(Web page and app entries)
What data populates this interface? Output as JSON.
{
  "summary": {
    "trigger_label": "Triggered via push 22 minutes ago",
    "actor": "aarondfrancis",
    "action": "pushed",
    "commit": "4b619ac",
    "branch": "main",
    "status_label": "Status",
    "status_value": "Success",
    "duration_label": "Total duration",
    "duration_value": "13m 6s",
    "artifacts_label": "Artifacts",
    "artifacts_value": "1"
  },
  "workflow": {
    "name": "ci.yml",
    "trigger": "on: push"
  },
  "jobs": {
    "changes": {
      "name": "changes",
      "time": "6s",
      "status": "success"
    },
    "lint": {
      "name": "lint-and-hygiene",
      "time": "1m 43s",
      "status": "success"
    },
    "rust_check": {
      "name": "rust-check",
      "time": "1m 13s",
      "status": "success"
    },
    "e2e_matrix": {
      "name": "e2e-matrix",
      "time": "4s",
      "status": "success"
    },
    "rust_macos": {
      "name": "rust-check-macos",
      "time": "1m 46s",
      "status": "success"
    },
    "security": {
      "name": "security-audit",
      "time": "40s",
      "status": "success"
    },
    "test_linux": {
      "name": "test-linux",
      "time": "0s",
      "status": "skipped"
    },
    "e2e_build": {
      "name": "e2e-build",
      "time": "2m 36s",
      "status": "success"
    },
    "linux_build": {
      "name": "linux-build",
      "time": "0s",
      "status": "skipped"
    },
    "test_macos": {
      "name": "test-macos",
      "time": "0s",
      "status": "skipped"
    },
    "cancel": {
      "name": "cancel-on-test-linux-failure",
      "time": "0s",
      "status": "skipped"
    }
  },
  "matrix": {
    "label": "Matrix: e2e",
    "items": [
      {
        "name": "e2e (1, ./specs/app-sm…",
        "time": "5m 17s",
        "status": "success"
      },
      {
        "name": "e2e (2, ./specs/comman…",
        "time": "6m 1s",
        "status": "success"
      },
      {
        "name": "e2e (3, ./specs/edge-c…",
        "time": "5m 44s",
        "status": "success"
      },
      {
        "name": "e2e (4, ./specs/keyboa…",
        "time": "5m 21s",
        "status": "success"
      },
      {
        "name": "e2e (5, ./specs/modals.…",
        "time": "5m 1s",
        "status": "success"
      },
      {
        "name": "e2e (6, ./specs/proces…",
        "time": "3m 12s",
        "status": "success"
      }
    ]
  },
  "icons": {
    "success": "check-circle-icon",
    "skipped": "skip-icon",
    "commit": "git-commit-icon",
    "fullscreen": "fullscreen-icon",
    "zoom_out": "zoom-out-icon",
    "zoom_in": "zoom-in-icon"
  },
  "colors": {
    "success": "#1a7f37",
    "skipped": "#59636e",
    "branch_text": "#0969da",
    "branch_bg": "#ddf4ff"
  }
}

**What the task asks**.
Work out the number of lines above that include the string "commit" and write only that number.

**Exercise response**.
2